THE TASK => Across the entries that follow, count each line holding "Formatér" and state the total alone.

Dataset rows describing interfaces =>
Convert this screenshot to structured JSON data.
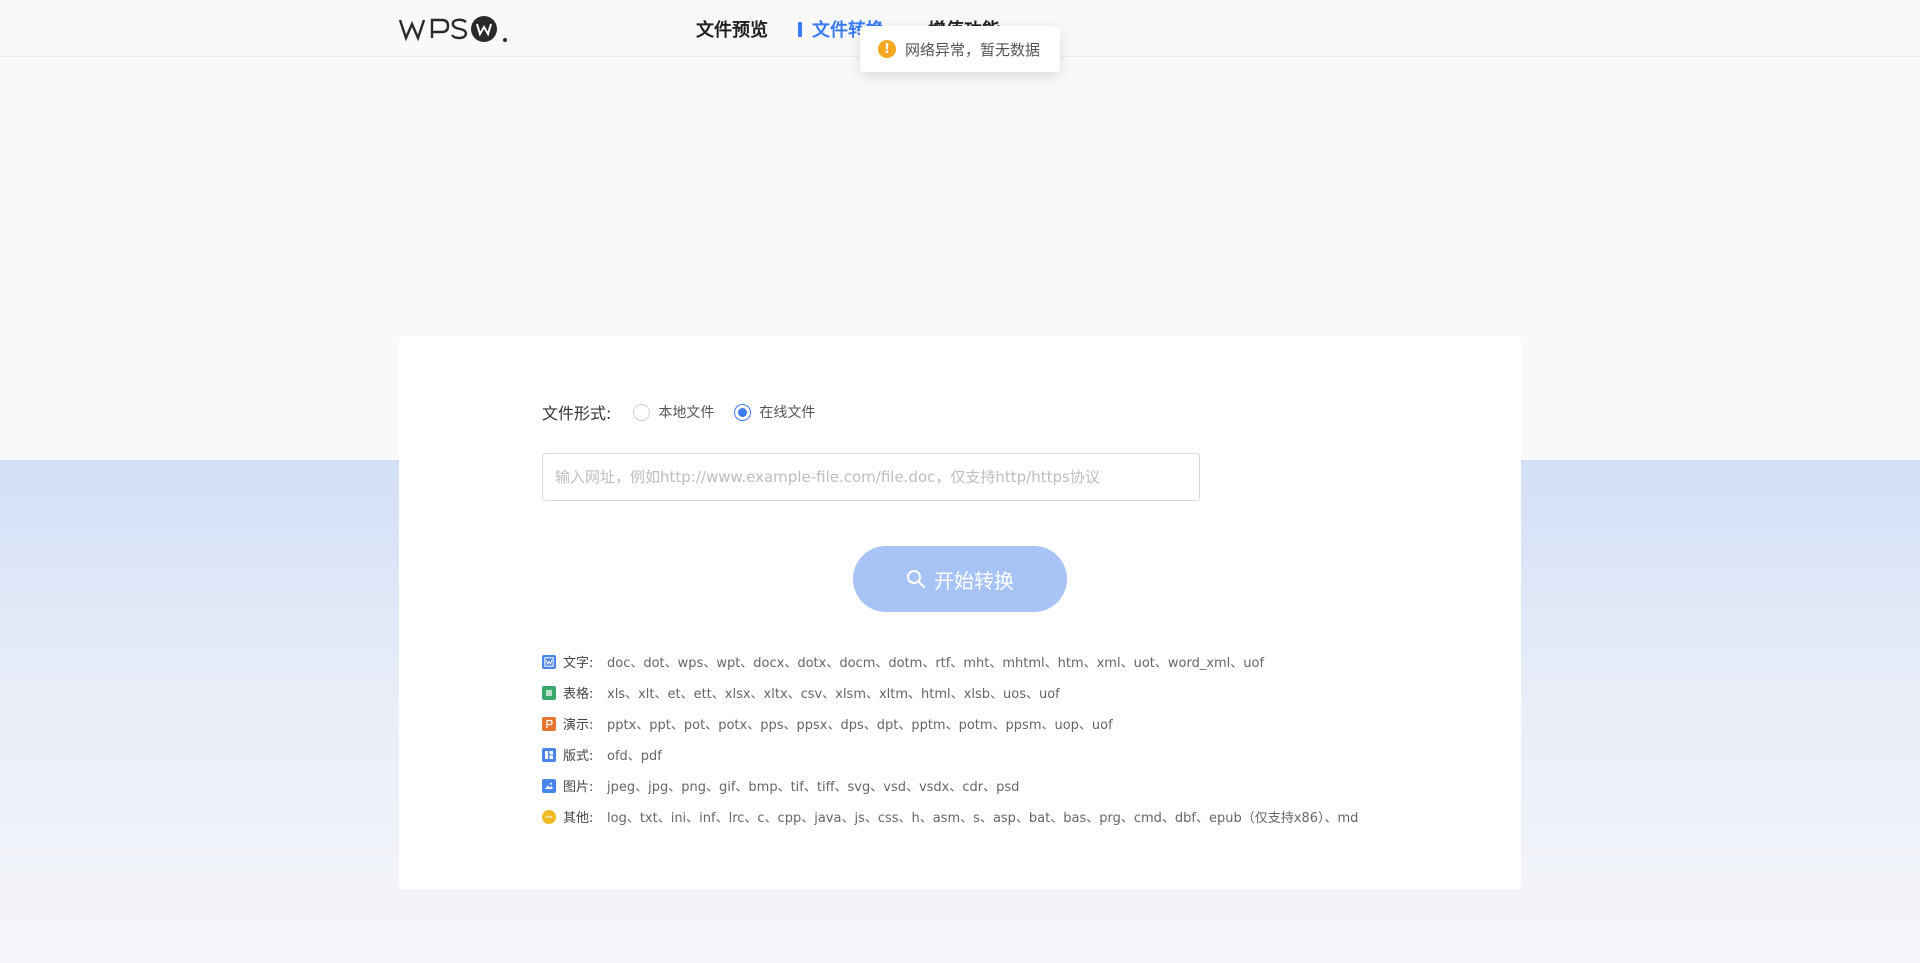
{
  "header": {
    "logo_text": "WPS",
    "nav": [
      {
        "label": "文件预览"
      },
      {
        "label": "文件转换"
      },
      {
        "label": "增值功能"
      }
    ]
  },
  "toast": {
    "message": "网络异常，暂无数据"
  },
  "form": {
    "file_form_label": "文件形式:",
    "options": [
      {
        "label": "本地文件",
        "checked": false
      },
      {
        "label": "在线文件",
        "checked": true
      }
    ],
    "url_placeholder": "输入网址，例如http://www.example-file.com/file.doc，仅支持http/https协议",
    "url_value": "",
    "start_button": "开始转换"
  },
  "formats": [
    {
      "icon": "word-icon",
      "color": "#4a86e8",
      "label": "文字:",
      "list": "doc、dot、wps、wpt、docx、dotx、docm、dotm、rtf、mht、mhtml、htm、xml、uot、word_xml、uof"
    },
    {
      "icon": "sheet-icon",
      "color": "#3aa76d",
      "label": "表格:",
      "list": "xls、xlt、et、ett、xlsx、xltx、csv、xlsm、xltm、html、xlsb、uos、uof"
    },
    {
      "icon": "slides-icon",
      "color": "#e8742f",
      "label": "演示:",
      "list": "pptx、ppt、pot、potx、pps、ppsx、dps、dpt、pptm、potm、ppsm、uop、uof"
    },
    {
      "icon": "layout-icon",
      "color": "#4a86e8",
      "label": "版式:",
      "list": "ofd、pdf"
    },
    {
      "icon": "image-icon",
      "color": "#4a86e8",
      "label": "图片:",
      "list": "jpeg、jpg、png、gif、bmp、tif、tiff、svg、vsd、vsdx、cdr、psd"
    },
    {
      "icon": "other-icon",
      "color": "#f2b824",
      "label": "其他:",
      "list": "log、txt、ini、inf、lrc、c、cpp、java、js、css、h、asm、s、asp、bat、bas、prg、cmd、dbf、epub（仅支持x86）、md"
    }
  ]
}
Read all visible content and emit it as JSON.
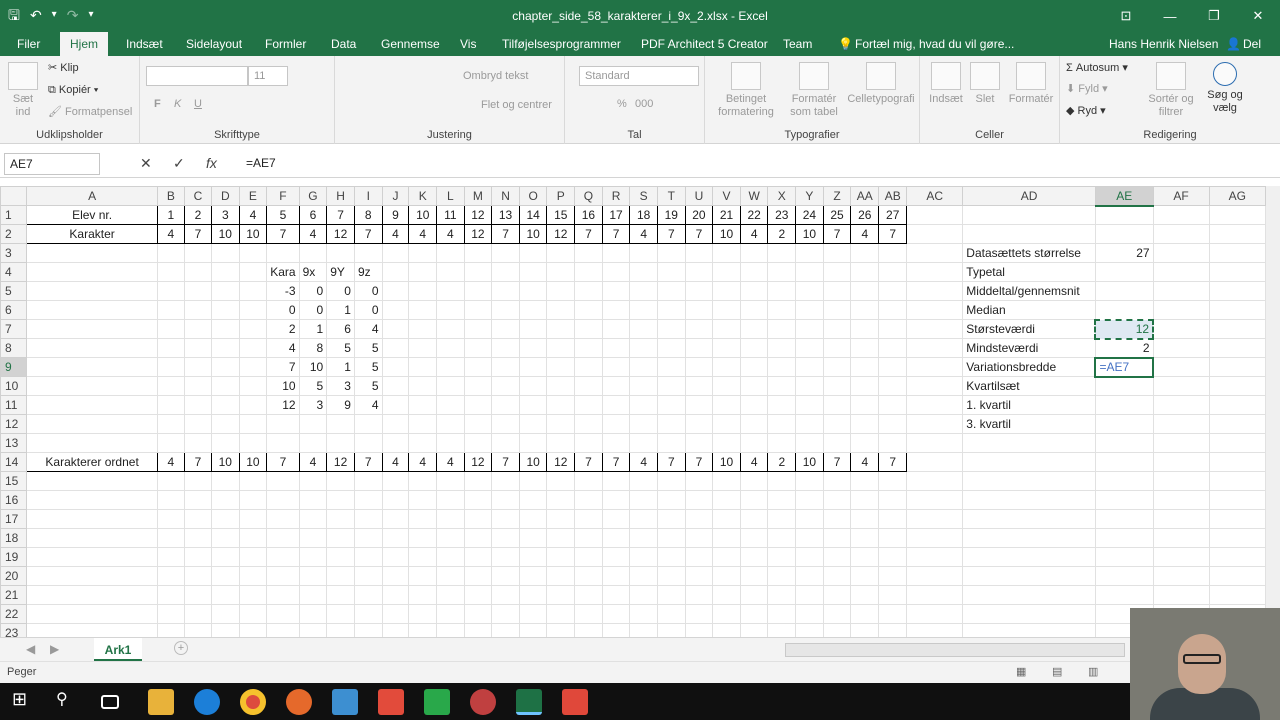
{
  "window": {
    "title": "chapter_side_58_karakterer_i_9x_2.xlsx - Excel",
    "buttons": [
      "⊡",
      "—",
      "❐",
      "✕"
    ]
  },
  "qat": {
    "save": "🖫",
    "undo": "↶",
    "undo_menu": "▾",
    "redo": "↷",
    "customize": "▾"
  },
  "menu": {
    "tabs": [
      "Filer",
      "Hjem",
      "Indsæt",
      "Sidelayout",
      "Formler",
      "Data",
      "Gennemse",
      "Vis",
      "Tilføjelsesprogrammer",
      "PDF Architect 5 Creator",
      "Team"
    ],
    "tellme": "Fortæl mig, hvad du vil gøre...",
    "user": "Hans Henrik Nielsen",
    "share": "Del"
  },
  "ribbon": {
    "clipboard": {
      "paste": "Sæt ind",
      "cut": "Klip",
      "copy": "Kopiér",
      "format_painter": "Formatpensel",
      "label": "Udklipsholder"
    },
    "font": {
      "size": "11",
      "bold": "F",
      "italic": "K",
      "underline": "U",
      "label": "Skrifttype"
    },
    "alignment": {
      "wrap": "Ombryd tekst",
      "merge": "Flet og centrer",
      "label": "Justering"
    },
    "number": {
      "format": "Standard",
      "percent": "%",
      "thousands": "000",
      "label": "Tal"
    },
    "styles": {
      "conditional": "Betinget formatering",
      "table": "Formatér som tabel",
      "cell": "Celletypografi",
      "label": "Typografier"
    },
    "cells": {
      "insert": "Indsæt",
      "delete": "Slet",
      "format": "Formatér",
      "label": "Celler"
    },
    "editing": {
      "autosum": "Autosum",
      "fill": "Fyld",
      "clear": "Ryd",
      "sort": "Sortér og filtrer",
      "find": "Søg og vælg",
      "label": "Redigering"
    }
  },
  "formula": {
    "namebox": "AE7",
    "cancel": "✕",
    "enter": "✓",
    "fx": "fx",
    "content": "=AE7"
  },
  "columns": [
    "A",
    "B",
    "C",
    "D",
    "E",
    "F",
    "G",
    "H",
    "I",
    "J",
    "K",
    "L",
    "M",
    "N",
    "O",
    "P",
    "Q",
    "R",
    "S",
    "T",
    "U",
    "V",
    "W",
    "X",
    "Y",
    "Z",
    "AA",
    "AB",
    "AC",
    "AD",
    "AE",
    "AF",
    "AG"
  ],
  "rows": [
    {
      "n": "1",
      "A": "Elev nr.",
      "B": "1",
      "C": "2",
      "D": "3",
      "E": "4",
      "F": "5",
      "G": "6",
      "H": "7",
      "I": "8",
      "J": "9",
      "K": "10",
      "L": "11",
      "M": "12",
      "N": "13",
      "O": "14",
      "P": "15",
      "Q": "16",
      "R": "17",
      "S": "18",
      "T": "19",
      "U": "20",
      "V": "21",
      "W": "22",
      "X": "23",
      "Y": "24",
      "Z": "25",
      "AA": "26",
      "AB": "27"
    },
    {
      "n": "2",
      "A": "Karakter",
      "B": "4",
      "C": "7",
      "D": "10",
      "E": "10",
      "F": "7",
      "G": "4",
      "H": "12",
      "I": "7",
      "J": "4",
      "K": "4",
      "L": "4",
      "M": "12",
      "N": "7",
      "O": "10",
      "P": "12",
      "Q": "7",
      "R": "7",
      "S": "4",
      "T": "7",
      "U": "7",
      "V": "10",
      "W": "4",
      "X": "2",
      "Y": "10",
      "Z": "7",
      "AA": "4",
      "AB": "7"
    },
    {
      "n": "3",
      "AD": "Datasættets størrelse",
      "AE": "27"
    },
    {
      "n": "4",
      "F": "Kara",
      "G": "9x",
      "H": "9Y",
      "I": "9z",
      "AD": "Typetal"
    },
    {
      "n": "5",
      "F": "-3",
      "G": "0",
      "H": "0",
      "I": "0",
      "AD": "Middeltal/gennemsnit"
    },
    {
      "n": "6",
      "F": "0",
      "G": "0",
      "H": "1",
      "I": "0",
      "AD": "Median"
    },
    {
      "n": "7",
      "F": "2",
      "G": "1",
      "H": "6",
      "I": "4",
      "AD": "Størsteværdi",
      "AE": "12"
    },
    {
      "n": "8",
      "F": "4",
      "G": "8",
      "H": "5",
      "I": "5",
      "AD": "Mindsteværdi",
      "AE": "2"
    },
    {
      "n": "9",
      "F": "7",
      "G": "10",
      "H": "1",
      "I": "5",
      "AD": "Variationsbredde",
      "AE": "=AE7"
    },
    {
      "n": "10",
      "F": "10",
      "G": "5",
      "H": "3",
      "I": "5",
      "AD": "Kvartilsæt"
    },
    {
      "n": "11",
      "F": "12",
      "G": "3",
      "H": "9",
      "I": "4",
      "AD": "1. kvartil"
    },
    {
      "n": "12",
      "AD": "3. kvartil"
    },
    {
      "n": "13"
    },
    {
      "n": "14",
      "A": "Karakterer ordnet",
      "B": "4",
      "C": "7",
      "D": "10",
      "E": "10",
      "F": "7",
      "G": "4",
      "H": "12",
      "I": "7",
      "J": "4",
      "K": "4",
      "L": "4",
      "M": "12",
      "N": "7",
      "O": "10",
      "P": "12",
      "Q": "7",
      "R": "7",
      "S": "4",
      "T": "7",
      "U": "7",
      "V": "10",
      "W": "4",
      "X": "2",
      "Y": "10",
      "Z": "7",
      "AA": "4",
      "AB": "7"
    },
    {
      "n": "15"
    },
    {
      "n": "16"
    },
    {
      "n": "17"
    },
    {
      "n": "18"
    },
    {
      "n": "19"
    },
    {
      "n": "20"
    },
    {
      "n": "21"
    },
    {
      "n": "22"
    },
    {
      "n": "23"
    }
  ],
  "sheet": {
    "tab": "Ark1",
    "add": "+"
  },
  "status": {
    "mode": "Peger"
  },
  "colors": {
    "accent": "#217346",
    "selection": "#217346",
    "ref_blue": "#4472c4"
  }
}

RESULT => 2